[Page and application data records]
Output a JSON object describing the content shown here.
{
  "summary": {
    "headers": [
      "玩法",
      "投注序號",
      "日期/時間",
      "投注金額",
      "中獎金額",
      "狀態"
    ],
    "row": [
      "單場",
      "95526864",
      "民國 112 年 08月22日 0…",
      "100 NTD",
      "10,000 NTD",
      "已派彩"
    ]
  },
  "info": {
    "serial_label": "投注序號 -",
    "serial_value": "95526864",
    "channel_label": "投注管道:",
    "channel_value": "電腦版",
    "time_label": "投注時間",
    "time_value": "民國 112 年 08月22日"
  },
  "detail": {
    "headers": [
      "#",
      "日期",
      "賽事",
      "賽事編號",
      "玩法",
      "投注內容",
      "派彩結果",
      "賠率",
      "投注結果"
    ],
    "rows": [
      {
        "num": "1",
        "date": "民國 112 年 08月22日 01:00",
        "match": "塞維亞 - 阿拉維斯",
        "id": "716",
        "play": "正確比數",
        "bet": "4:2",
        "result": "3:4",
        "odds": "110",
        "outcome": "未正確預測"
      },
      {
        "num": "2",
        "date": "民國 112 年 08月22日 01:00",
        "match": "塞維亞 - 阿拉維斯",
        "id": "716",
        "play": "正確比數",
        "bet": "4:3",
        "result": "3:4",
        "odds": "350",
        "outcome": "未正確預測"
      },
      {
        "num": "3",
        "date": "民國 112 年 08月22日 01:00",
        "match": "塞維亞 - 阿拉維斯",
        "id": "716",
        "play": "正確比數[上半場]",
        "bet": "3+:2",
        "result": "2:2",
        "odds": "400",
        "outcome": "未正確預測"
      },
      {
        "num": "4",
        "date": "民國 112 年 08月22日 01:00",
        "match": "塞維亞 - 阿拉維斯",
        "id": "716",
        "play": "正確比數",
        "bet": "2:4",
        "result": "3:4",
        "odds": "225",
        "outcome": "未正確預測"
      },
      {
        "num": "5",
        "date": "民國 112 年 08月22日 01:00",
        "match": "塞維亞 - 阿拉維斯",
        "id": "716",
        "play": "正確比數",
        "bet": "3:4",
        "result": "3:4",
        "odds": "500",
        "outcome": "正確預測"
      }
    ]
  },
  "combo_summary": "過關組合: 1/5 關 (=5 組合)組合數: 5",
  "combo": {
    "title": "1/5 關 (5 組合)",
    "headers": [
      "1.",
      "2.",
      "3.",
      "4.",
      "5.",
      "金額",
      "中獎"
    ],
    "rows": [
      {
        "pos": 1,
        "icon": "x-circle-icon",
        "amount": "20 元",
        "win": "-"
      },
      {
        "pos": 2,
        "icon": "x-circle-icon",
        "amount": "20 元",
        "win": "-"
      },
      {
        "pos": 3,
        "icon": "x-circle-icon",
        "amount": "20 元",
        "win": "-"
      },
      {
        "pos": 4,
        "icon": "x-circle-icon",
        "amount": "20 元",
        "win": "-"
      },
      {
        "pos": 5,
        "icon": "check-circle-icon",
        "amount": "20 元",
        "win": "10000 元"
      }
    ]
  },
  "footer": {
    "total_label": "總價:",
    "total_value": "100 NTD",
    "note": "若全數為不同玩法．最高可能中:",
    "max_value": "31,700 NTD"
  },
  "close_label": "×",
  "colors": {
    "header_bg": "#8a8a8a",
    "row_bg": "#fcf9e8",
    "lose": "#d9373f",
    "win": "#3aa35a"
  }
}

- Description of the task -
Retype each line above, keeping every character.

- Answer for the task -
Output a JSON object describing the content shown here.
{
  "summary": {
    "headers": [
      "玩法",
      "投注序號",
      "日期/時間",
      "投注金額",
      "中獎金額",
      "狀態"
    ],
    "row": [
      "單場",
      "95526864",
      "民國 112 年 08月22日 0…",
      "100 NTD",
      "10,000 NTD",
      "已派彩"
    ]
  },
  "info": {
    "serial_label": "投注序號 -",
    "serial_value": "95526864",
    "channel_label": "投注管道:",
    "channel_value": "電腦版",
    "time_label": "投注時間",
    "time_value": "民國 112 年 08月22日"
  },
  "detail": {
    "headers": [
      "#",
      "日期",
      "賽事",
      "賽事編號",
      "玩法",
      "投注內容",
      "派彩結果",
      "賠率",
      "投注結果"
    ],
    "rows": [
      {
        "num": "1",
        "date": "民國 112 年 08月22日 01:00",
        "match": "塞維亞 - 阿拉維斯",
        "id": "716",
        "play": "正確比數",
        "bet": "4:2",
        "result": "3:4",
        "odds": "110",
        "outcome": "未正確預測"
      },
      {
        "num": "2",
        "date": "民國 112 年 08月22日 01:00",
        "match": "塞維亞 - 阿拉維斯",
        "id": "716",
        "play": "正確比數",
        "bet": "4:3",
        "result": "3:4",
        "odds": "350",
        "outcome": "未正確預測"
      },
      {
        "num": "3",
        "date": "民國 112 年 08月22日 01:00",
        "match": "塞維亞 - 阿拉維斯",
        "id": "716",
        "play": "正確比數[上半場]",
        "bet": "3+:2",
        "result": "2:2",
        "odds": "400",
        "outcome": "未正確預測"
      },
      {
        "num": "4",
        "date": "民國 112 年 08月22日 01:00",
        "match": "塞維亞 - 阿拉維斯",
        "id": "716",
        "play": "正確比數",
        "bet": "2:4",
        "result": "3:4",
        "odds": "225",
        "outcome": "未正確預測"
      },
      {
        "num": "5",
        "date": "民國 112 年 08月22日 01:00",
        "match": "塞維亞 - 阿拉維斯",
        "id": "716",
        "play": "正確比數",
        "bet": "3:4",
        "result": "3:4",
        "odds": "500",
        "outcome": "正確預測"
      }
    ]
  },
  "combo_summary": "過關組合: 1/5 關 (=5 組合)組合數: 5",
  "combo": {
    "title": "1/5 關 (5 組合)",
    "headers": [
      "1.",
      "2.",
      "3.",
      "4.",
      "5.",
      "金額",
      "中獎"
    ],
    "rows": [
      {
        "pos": 1,
        "icon": "x-circle-icon",
        "amount": "20 元",
        "win": "-"
      },
      {
        "pos": 2,
        "icon": "x-circle-icon",
        "amount": "20 元",
        "win": "-"
      },
      {
        "pos": 3,
        "icon": "x-circle-icon",
        "amount": "20 元",
        "win": "-"
      },
      {
        "pos": 4,
        "icon": "x-circle-icon",
        "amount": "20 元",
        "win": "-"
      },
      {
        "pos": 5,
        "icon": "check-circle-icon",
        "amount": "20 元",
        "win": "10000 元"
      }
    ]
  },
  "footer": {
    "total_label": "總價:",
    "total_value": "100 NTD",
    "note": "若全數為不同玩法．最高可能中:",
    "max_value": "31,700 NTD"
  },
  "close_label": "×",
  "colors": {
    "header_bg": "#8a8a8a",
    "row_bg": "#fcf9e8",
    "lose": "#d9373f",
    "win": "#3aa35a"
  }
}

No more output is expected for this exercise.